A friend recently asked on her blog what fictional characters we (her readers) relate to. Two that immediately came to mind for me were Helen Narbonic (from Narbonic) and Agatha Clay (from Girl Genius). Both are female mad scientists from webcomics, which got me wondering what other female mad scientists I might be missing out
At the intersection of current affairs and computational linguistics, Language Log’s Philip Resnik has written a thought-provoking piece about how events in Egypt are fueling a shift in computational linguistics. He calls it the “social media revolution”, and main idea is that whereas current computation techniques are good at dealing with large, clean data sets
[The following email was sent on November 4th. The webmaster apologizes for forgetting to post it to the blog until just now. You have one week left to vote.] The HRSFAns constitution calls for an election “The Election Chair shall announce a date and time for counting ballots in November, and shall distribute ballots to
Take a look at this gorgeous photo series from The Boston Globe, featuring “balloons of all shapes, sizes and purposes – ranging from a child’s toy to a football-field-sized research instrument”. It’s such a simple theme, but so beautifully executed.
If you’re looking for ways to spice up your book storage, here are two fun ideas from Lifehacker: For the gravity defying, there’s an Invisible Floating Bookshelf: Or if you’re just out to confuse people, try the Inverted Bookshelf:
This Saturday, April 3rd, is International Pillow Fight Day! In cities all around the world, people will gather for massive public pillow fights. The facebook event for my local pillow fight in San Diego has over 5000 attendees registered. I can’t wait!
Vericon is this weekend! Vericon is a science-fiction, fantasy, gaming, and anime convention featuring many events and distinguished guest speakers. It has been held annually at Harvard University since 2001. The tenth Vericon will take place on Friday-Sunday, March 19-21, 2010. The convention is sponsored by the Harvard-Radcliffe Science Fiction Association (HRSFA), an undergraduate student
To the dismay of linguists everywhere, it is once again National Grammar Day. Yes, you read that right: dismay. As my colleague Gabe explains on his blog Motivated Grammar: My problem with National Grammar Day (and most popular grammarians in general) is that it suggests that the best part of studying language is the heady

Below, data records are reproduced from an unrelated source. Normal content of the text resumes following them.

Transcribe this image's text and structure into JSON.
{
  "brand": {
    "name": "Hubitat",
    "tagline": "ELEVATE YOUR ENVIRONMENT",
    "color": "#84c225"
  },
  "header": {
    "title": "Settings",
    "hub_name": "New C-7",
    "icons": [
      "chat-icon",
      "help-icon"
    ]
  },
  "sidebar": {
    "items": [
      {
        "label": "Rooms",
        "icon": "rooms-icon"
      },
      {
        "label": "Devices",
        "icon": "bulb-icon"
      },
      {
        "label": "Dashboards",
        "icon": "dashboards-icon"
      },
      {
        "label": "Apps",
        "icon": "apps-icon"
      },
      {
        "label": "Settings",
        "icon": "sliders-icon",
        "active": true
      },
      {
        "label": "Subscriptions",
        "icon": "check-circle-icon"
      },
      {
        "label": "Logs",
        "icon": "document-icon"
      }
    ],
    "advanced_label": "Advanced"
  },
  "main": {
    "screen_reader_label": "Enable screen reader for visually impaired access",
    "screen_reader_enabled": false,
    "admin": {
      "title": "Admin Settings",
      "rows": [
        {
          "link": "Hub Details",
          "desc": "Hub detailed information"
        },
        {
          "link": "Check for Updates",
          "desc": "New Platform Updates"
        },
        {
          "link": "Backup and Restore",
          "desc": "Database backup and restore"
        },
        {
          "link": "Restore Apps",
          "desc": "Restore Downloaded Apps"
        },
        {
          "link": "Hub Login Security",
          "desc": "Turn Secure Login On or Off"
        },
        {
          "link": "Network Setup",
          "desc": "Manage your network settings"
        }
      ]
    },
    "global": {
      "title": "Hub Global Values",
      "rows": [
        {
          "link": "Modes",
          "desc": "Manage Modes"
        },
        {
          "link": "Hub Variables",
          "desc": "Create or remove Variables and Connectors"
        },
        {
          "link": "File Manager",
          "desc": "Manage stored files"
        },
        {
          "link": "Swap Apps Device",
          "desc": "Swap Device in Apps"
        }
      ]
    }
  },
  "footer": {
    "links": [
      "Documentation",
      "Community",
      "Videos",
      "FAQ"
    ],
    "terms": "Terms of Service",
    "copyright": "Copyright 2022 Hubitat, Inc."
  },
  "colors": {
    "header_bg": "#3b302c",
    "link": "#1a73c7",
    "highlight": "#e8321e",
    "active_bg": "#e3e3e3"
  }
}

HRSFANS member Neil S. has just returned from a trip to visit his family in rural India, and has a really interesting blog post with photos from and thoughts about his adventures. I particularly enjoyed hearing Neil’s perspective on life there because he’s simultaneously part of the family, and an observer from modern urban America.
danah boyd is a researcher specializing in social issues surrounding new technology, particularly social networking. In a recent blog post, she discusses differences in the cultures of Facebook and Twitter status updates. She points out that despite their superificial similarities, these two networks have different norms with respect to the directionality of communication: Facebook’s social